Data shown »

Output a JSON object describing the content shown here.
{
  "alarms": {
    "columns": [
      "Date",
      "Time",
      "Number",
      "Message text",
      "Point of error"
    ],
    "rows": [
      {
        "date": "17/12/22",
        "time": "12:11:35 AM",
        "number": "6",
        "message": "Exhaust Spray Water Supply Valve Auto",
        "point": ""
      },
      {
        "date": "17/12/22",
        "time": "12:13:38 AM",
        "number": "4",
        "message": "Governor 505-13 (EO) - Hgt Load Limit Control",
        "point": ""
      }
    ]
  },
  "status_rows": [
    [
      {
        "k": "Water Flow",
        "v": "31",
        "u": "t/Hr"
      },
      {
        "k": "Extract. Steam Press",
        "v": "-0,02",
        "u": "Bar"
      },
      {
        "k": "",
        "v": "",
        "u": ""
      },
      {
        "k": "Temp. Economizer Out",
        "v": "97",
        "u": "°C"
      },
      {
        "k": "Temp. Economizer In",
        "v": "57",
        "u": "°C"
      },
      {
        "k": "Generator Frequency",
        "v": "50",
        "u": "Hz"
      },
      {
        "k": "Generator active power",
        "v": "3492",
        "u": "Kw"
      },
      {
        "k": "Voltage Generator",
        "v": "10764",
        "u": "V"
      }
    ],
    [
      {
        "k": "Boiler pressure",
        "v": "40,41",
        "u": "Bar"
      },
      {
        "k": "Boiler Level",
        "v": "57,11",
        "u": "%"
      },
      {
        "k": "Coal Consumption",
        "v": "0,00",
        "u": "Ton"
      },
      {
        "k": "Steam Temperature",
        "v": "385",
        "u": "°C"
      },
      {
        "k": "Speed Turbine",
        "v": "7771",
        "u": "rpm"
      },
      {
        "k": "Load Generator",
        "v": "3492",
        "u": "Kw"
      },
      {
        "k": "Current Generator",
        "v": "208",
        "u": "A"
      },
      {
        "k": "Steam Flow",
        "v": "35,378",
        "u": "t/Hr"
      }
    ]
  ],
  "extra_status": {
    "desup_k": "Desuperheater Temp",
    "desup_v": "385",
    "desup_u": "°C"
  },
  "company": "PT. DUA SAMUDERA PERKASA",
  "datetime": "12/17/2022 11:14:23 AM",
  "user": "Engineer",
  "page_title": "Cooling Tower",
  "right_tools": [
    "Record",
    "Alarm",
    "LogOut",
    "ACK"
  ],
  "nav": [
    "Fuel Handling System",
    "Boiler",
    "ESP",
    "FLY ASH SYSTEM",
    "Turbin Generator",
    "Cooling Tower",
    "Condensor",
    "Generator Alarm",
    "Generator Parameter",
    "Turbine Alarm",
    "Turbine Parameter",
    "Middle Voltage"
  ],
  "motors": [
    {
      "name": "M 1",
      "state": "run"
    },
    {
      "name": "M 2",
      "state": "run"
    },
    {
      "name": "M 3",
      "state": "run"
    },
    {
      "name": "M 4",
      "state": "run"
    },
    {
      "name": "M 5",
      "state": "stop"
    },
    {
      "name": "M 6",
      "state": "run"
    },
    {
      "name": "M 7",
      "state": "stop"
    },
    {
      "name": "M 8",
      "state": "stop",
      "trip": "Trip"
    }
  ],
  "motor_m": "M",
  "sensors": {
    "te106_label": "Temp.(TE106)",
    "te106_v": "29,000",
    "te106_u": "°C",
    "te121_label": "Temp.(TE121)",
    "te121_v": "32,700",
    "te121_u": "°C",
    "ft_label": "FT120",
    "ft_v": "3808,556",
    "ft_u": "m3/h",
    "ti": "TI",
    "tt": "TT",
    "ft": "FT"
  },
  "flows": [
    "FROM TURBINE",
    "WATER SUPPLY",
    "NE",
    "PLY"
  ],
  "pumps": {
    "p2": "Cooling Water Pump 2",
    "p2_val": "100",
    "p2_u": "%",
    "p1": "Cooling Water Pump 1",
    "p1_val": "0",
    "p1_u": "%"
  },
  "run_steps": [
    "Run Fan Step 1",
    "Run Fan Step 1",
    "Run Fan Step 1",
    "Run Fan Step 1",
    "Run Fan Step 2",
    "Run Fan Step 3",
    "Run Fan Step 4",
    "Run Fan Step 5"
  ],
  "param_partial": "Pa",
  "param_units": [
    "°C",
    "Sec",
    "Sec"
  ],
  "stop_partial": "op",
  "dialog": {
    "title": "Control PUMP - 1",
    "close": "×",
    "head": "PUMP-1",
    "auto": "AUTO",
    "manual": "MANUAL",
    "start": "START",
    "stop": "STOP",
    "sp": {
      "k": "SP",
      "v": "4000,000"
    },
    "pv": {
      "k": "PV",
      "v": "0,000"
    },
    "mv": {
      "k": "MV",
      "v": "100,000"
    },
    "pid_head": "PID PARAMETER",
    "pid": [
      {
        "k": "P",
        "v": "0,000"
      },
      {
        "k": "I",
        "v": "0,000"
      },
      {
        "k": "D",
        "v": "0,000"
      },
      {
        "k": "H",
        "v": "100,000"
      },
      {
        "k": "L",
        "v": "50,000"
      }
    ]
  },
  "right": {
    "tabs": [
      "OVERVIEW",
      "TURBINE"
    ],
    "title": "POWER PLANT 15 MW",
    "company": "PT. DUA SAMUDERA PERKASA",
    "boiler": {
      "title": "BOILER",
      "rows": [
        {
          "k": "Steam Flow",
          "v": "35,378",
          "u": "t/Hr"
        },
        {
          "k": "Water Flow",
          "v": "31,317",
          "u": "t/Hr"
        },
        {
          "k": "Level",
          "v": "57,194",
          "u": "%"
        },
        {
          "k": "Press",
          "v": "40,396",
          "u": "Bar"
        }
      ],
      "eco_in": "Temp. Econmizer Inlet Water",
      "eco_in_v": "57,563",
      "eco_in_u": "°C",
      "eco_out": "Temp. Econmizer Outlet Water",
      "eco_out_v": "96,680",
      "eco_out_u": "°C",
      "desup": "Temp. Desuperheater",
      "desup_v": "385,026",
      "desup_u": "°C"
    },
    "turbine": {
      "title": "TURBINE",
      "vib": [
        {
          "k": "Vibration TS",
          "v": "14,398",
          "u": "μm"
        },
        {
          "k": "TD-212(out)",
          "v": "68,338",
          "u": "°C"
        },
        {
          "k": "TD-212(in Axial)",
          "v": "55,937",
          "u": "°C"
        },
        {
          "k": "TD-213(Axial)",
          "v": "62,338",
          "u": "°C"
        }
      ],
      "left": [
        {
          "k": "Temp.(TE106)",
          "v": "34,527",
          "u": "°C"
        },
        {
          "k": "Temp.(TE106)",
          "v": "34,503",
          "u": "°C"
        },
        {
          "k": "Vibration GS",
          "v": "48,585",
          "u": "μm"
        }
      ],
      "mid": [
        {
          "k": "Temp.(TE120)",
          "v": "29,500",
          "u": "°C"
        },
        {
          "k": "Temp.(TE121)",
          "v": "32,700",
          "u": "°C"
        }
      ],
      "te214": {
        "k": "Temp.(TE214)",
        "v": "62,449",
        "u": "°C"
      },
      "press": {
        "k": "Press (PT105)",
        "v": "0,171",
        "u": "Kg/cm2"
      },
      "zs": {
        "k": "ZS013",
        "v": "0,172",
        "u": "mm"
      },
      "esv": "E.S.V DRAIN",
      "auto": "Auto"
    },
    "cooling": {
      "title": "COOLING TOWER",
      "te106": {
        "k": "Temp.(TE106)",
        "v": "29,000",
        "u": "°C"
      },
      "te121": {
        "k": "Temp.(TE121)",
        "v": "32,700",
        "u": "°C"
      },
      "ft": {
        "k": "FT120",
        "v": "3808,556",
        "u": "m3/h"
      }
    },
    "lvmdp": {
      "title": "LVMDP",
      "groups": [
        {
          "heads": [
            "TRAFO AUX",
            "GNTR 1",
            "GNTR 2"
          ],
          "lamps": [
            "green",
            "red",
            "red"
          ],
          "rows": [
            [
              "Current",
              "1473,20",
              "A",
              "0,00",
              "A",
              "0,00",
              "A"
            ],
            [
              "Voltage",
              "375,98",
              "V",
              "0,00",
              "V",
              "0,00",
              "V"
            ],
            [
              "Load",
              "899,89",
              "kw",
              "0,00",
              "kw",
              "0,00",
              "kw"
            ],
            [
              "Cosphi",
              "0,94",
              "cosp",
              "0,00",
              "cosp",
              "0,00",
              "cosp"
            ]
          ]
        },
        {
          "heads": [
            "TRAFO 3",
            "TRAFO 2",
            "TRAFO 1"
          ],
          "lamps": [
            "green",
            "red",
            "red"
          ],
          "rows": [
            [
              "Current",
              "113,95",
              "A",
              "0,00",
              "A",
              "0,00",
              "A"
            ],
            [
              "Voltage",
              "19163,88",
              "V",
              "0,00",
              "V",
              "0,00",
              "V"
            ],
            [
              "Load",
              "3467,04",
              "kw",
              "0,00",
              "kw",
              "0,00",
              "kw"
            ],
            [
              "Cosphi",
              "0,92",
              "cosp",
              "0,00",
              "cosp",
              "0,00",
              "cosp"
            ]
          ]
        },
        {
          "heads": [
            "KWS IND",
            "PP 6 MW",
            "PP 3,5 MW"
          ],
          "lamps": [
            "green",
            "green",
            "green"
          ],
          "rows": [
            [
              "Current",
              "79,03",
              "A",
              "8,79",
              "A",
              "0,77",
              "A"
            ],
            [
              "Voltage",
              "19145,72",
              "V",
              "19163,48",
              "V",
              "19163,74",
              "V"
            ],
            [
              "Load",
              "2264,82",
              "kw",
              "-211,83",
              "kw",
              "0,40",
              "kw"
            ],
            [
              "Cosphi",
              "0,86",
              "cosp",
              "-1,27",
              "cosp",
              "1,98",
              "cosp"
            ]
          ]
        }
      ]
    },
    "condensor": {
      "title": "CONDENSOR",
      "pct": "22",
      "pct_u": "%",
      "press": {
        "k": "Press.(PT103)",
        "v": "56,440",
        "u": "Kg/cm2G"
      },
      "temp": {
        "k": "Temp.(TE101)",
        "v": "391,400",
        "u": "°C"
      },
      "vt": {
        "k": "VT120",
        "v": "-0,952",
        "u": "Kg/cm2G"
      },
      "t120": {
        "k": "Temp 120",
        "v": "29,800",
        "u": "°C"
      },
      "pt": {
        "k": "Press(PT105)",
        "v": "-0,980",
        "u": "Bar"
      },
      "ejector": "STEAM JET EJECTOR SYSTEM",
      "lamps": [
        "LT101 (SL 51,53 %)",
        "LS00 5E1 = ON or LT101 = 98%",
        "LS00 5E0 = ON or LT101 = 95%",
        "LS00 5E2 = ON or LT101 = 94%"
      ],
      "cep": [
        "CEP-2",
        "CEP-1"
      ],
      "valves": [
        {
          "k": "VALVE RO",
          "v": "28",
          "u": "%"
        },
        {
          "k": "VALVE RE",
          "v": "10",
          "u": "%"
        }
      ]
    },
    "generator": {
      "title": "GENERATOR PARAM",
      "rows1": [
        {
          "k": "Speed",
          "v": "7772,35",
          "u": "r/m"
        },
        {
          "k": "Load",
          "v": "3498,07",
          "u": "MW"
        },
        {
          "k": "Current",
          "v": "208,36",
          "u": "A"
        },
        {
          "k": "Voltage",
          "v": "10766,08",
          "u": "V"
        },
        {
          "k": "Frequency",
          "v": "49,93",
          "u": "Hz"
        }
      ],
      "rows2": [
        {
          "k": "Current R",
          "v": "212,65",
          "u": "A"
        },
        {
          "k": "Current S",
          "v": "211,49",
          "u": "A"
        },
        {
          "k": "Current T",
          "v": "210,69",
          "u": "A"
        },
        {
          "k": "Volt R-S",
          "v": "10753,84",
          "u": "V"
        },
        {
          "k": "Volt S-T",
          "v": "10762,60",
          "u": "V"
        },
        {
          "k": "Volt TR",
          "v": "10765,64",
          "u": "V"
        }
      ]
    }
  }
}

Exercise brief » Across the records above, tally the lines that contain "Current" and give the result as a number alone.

Output for this exercise » 8